My youngest is finishing her sophomore year, and we’re recognizing the first signs of collegiate recruiting season beginning. Having gone through college recruiting with both older kids, we know what’s ahead. College recruiting begins when kids start high school and coaches start to keep watch. But it kicks into high gear late spring of sophomore year and through junior year of high school. Colleges mail info, talk to their high school and club coaches and watch. Typically the best college coaches gather at high level tournaments and championships so they can view as many of the best athletes as possible at one event. They’ll scan results and know where to be looking. So what can you do to help your child be “seen” by the best schools?
- First, read the article on finding the right college match for your student-athlete. Know what kind of college or university, what level athletics your child is best suited to pursue.
- Don’t invest in services that claim to dish your child up to college coaches. College coaches, those I know and in all our experience, don’t need them and don’t use them, so you paying for videos and profiling is not a smart use of your resources.
- Check out the web sites of schools that are interesting, look at the rosters of the sports team to see how your child would fit in terms of talent level. If your child would be a genuine contributor on the team, fill out the student-athlete recruit questionnaire. Coaches will start watching to size up the athlete if they weren’t already on their watch list.
- Look for your child to participate in as high a level of competition as they can compete. If they are especially talented, but the high school team isn’t that great, seek a club team that can develop their skill and competes at least at a regional level, and at the national level.
- Look to make showcase teams. These are select teams or club teams, at professional training centers, that are put together, coached and taken to showcase tournaments and events where college coaches do show up in droves, hungry to watch top talent. Baseball is definitely one of those sports where this is key. If you’re going to invest, this is where to do it if they can earn a spot on a team. It has the potential to put your child in front of hundreds of coaches. This is a smart investment if you’re good enough to earn a spot on one of these teams.

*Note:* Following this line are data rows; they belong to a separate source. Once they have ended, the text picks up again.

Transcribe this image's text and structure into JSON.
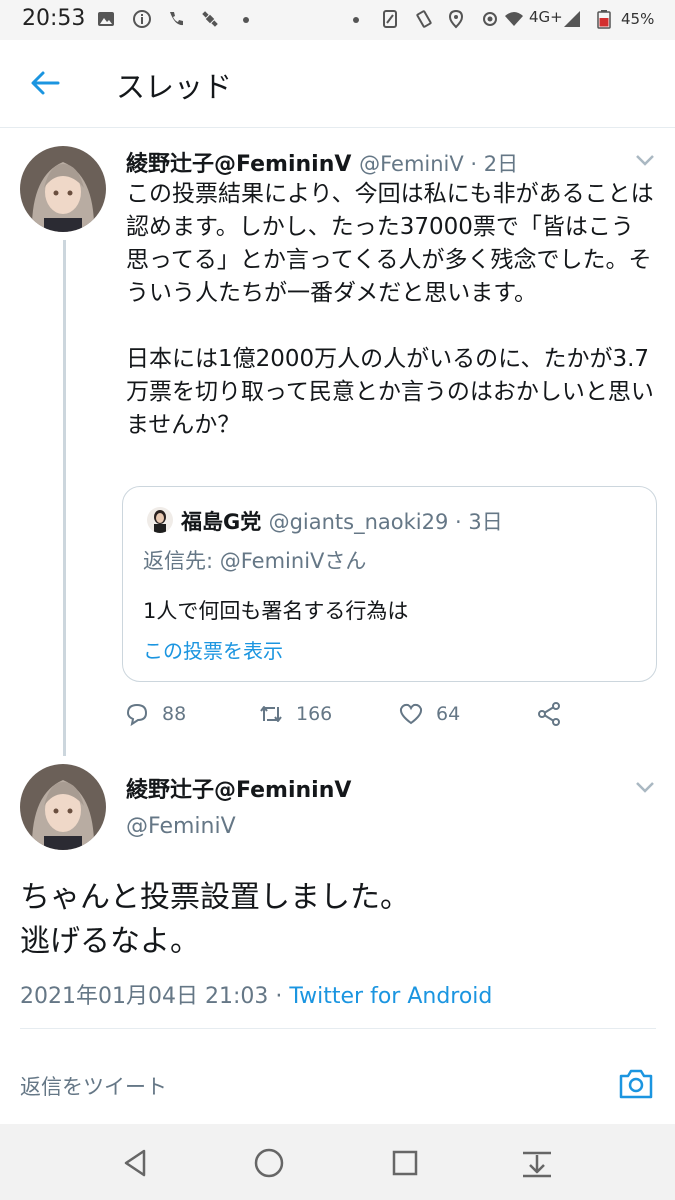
{
  "status_bar": {
    "time": "20:53",
    "network": "4G+",
    "battery": "45%"
  },
  "header": {
    "title": "スレッド"
  },
  "tweet1": {
    "name": "綾野辻子@FemininV",
    "meta": "@FeminiV · 2日",
    "body": "この投票結果により、今回は私にも非があることは認めます。しかし、たった37000票で「皆はこう思ってる」とか言ってくる人が多く残念でした。そういう人たちが一番ダメだと思います。\n\n日本には1億2000万人の人がいるのに、たかが3.7万票を切り取って民意とか言うのはおかしいと思いませんか？",
    "quote": {
      "name": "福島G党",
      "meta": "@giants_naoki29 · 3日",
      "reply_to": "返信先: @FeminiVさん",
      "text": "1人で何回も署名する行為は",
      "link": "この投票を表示"
    },
    "actions": {
      "replies": "88",
      "retweets": "166",
      "likes": "64"
    }
  },
  "tweet2": {
    "name": "綾野辻子@FemininV",
    "handle": "@FeminiV",
    "body": "ちゃんと投票設置しました。\n逃げるなよ。",
    "timestamp": "2021年01月04日 21:03 · ",
    "client": "Twitter for Android"
  },
  "reply_bar": {
    "placeholder": "返信をツイート"
  },
  "colors": {
    "accent": "#1b95e0",
    "secondary_text": "#657786",
    "border": "#ccd6dd"
  }
}
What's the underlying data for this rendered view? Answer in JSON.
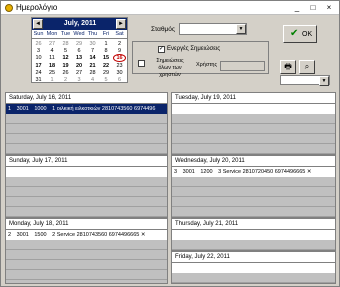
{
  "window": {
    "title": "Ημερολόγιο",
    "minimize": "_",
    "maximize": "□",
    "close": "×"
  },
  "calendar": {
    "month_title": "July, 2011",
    "prev": "◄",
    "next": "►",
    "weekdays": [
      "Sun",
      "Mon",
      "Tue",
      "Wed",
      "Thu",
      "Fri",
      "Sat"
    ],
    "weeks": [
      [
        "26",
        "27",
        "28",
        "29",
        "30",
        "1",
        "2"
      ],
      [
        "3",
        "4",
        "5",
        "6",
        "7",
        "8",
        "9"
      ],
      [
        "10",
        "11",
        "12",
        "13",
        "14",
        "15",
        "16"
      ],
      [
        "17",
        "18",
        "19",
        "20",
        "21",
        "22",
        "23"
      ],
      [
        "24",
        "25",
        "26",
        "27",
        "28",
        "29",
        "30"
      ],
      [
        "31",
        "1",
        "2",
        "3",
        "4",
        "5",
        "6"
      ]
    ],
    "selected_day": "16"
  },
  "station": {
    "label": "Σταθμός",
    "value": ""
  },
  "ok_button": {
    "label": "OK",
    "icon": "check-icon"
  },
  "options": {
    "active_notes_label": "Ενεργές Σημειώσεις",
    "active_notes_checked": true,
    "all_users_notes_label_line1": "Σημειώσεις",
    "all_users_notes_label_line2": "όλων των χρηστών",
    "all_users_notes_checked": false,
    "user_label": "Χρήστης",
    "user_value": ""
  },
  "toolbar": {
    "print_icon": "printer-icon",
    "search_icon": "search-icon"
  },
  "days": {
    "sat16": {
      "header": "Saturday, July 16, 2011",
      "entries": [
        {
          "no": "1",
          "code1": "3001",
          "code2": "1000",
          "text": "1 οιλκική ειλκοτκιών 2810743560 6974496"
        }
      ]
    },
    "tue19": {
      "header": "Tuesday, July 19, 2011",
      "entries": []
    },
    "sun17": {
      "header": "Sunday, July 17, 2011",
      "entries": []
    },
    "wed20": {
      "header": "Wednesday, July 20, 2011",
      "entries": [
        {
          "no": "3",
          "code1": "3001",
          "code2": "1200",
          "text": "3 Service 2810720450 6974496665 ✕"
        }
      ]
    },
    "mon18": {
      "header": "Monday, July 18, 2011",
      "entries": [
        {
          "no": "2",
          "code1": "3001",
          "code2": "1500",
          "text": "2 Service 2810743560 6974496665 ✕"
        }
      ]
    },
    "thu21": {
      "header": "Thursday, July 21, 2011",
      "entries": []
    },
    "fri22": {
      "header": "Friday, July 22, 2011",
      "entries": []
    }
  }
}
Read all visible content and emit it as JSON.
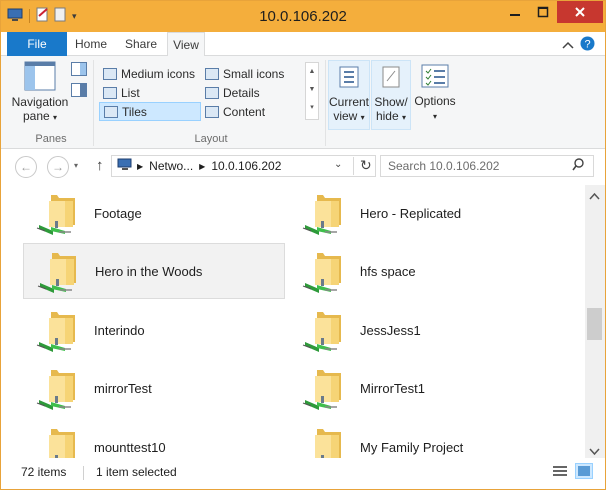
{
  "window": {
    "title": "10.0.106.202",
    "colors": {
      "titlebar": "#f4ae3c",
      "close": "#c7372f",
      "accent": "#1979ca"
    }
  },
  "tabs": {
    "file": "File",
    "home": "Home",
    "share": "Share",
    "view": "View"
  },
  "ribbon": {
    "navigation_pane": {
      "line1": "Navigation",
      "line2": "pane"
    },
    "panes_label": "Panes",
    "layout": {
      "medium_icons": "Medium icons",
      "small_icons": "Small icons",
      "list": "List",
      "details": "Details",
      "tiles": "Tiles",
      "content": "Content"
    },
    "layout_label": "Layout",
    "current_view": {
      "line1": "Current",
      "line2": "view"
    },
    "show_hide": {
      "line1": "Show/",
      "line2": "hide"
    },
    "options": "Options"
  },
  "address": {
    "crumb1": "Netwo...",
    "crumb2": "10.0.106.202",
    "search_placeholder": "Search 10.0.106.202"
  },
  "items": [
    {
      "name": "Footage"
    },
    {
      "name": "Hero - Replicated"
    },
    {
      "name": "Hero in the Woods"
    },
    {
      "name": "hfs space"
    },
    {
      "name": "Interindo"
    },
    {
      "name": "JessJess1"
    },
    {
      "name": "mirrorTest"
    },
    {
      "name": "MirrorTest1"
    },
    {
      "name": "mounttest10"
    },
    {
      "name": "My Family Project"
    }
  ],
  "selected_item": "Hero in the Woods",
  "status": {
    "count": "72 items",
    "selection": "1 item selected"
  },
  "icons": [
    "computer-icon",
    "back-icon",
    "forward-icon",
    "up-arrow-icon",
    "refresh-icon",
    "search-icon",
    "network-folder-icon"
  ]
}
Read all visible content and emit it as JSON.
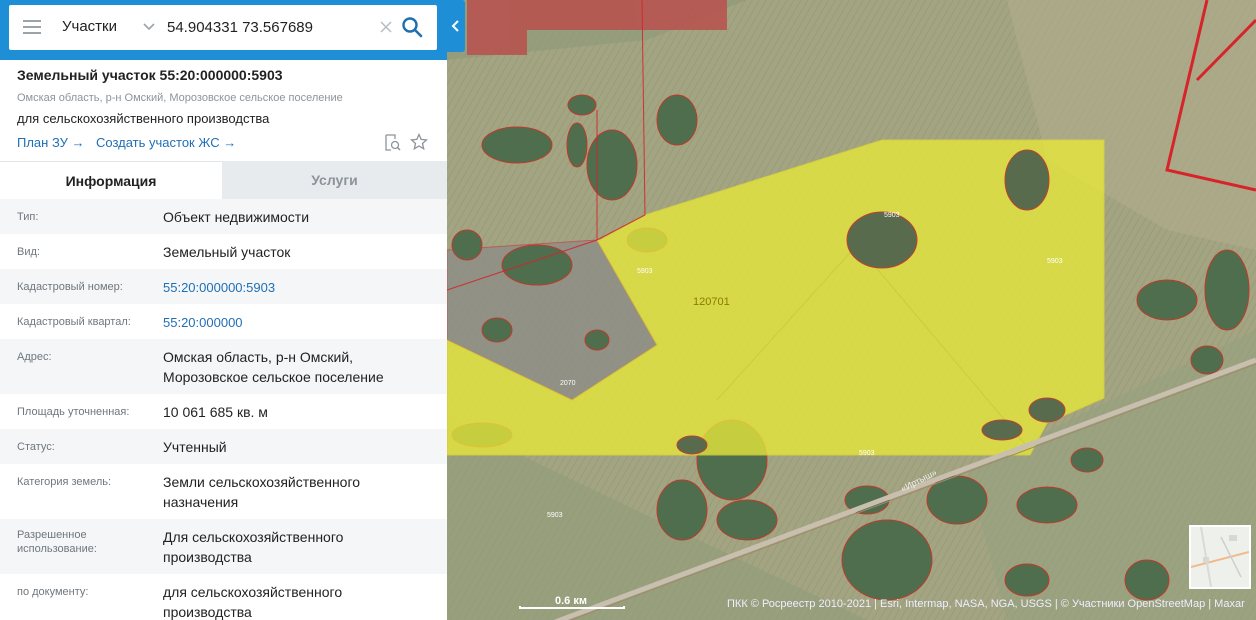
{
  "search": {
    "type_label": "Участки",
    "query": "54.904331 73.567689"
  },
  "object": {
    "title": "Земельный участок 55:20:000000:5903",
    "subtitle": "Омская область, р-н Омский, Морозовское сельское поселение",
    "purpose": "для сельскохозяйственного производства",
    "link_plan": "План ЗУ →",
    "link_create": "Создать участок ЖС →"
  },
  "tabs": {
    "info": "Информация",
    "services": "Услуги"
  },
  "info_rows": [
    {
      "label": "Тип:",
      "value": "Объект недвижимости"
    },
    {
      "label": "Вид:",
      "value": "Земельный участок"
    },
    {
      "label": "Кадастровый номер:",
      "value": "55:20:000000:5903"
    },
    {
      "label": "Кадастровый квартал:",
      "value": "55:20:000000"
    },
    {
      "label": "Адрес:",
      "value": "Омская область, р-н Омский, Морозовское сельское поселение"
    },
    {
      "label": "Площадь уточненная:",
      "value": "10 061 685 кв. м"
    },
    {
      "label": "Статус:",
      "value": "Учтенный"
    },
    {
      "label": "Категория земель:",
      "value": "Земли сельскохозяйственного назначения"
    },
    {
      "label": "Разрешенное использование:",
      "value": "Для сельскохозяйственного производства"
    },
    {
      "label": "по документу:",
      "value": "для сельскохозяйственного производства"
    }
  ],
  "map": {
    "parcel_label": "120701",
    "road_label": "«Иртыш»",
    "scale_label": "0.6 км",
    "attribution": "ПКК © Росреестр 2010-2021 | Esri, Intermap, NASA, NGA, USGS | © Участники OpenStreetMap | Maxar",
    "small_labels": [
      "5903",
      "5903",
      "5903",
      "5903",
      "2070",
      "5903"
    ],
    "colors": {
      "parcel_fill": "#e8e83a",
      "boundary": "#d6242a",
      "accent": "#1e8fd6"
    }
  }
}
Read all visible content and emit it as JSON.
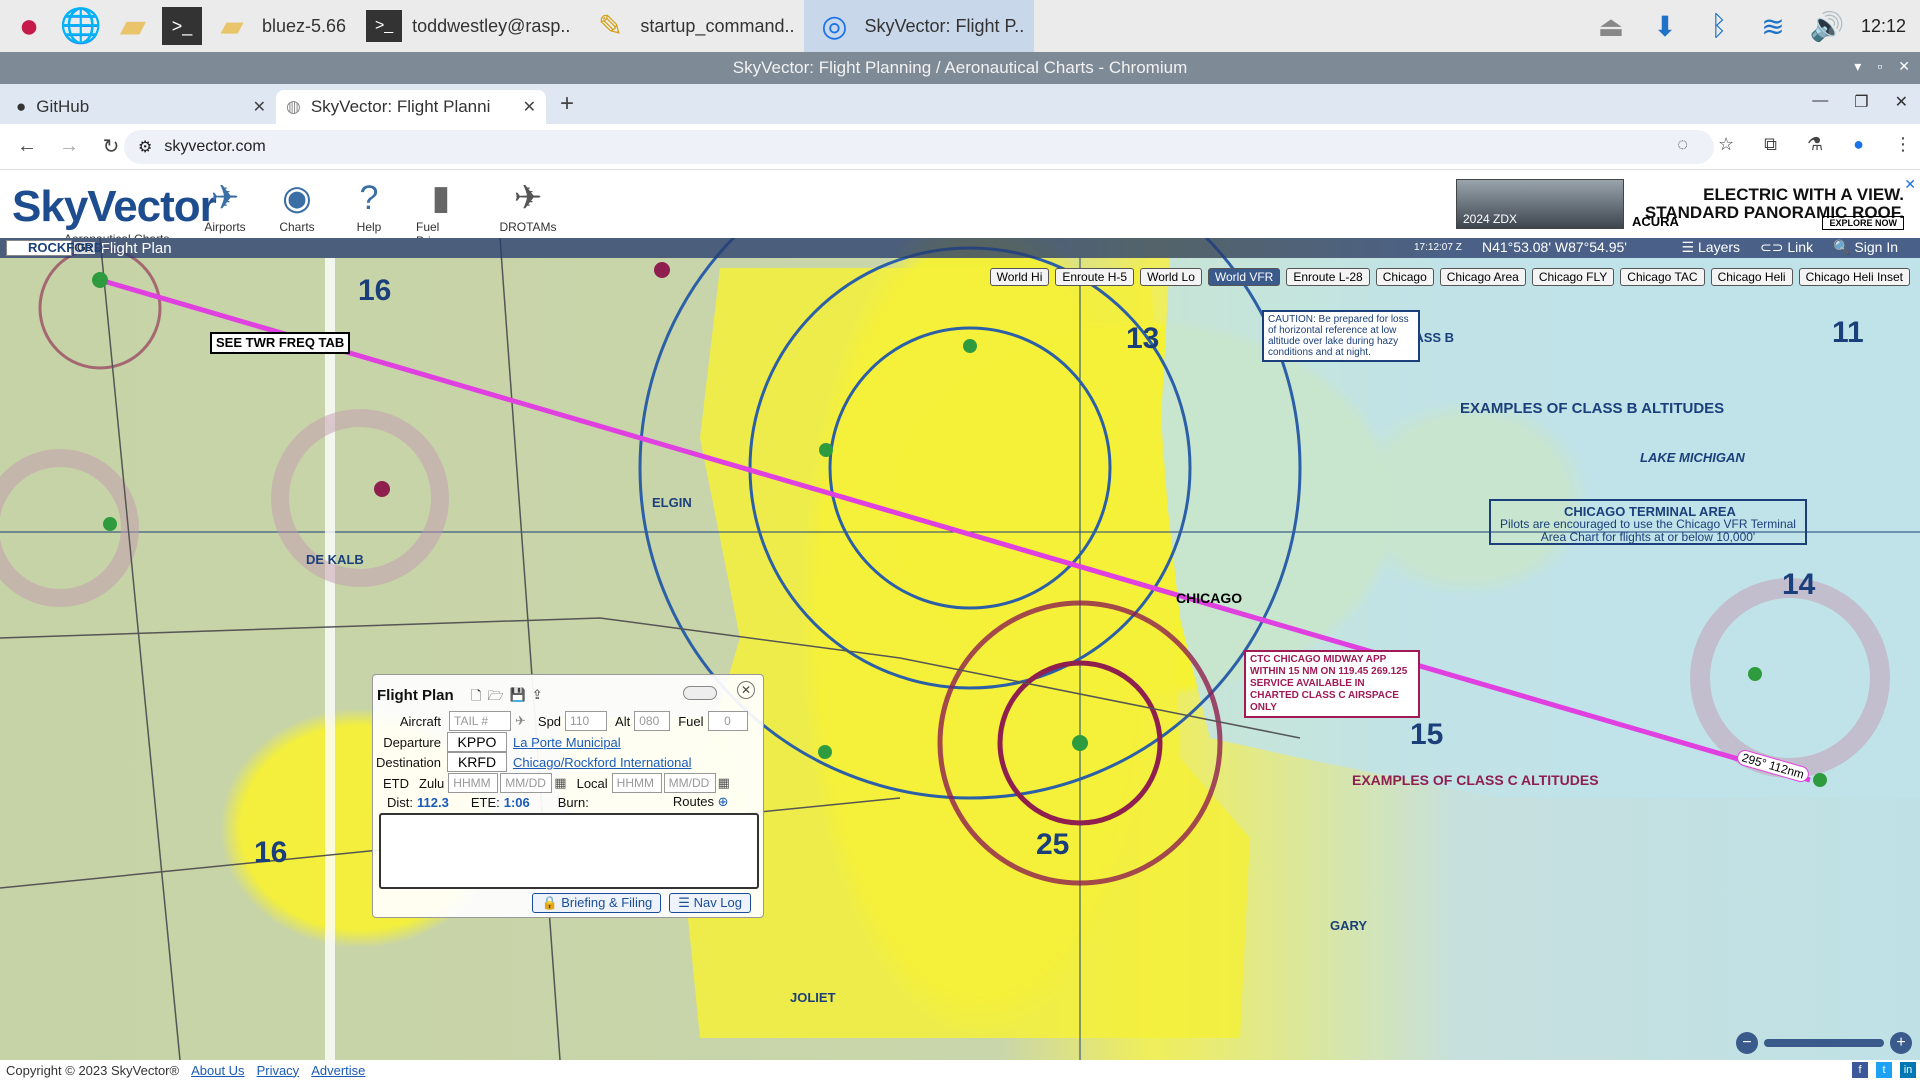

- Be careful of your expectations. Landing a full-scholarship is extremely rare. 35%, 55% is much more realistic for many sports. Full scholarships do exist, but your child will have to be a game-changer and huge contributor to team/school program in order to land a big scholarship. There will also be pressure to perform, like being hired for a job, so help your child understand the responsibility and ensure their focus for college athletics matches the expectations of the scholarship and intensity of the program.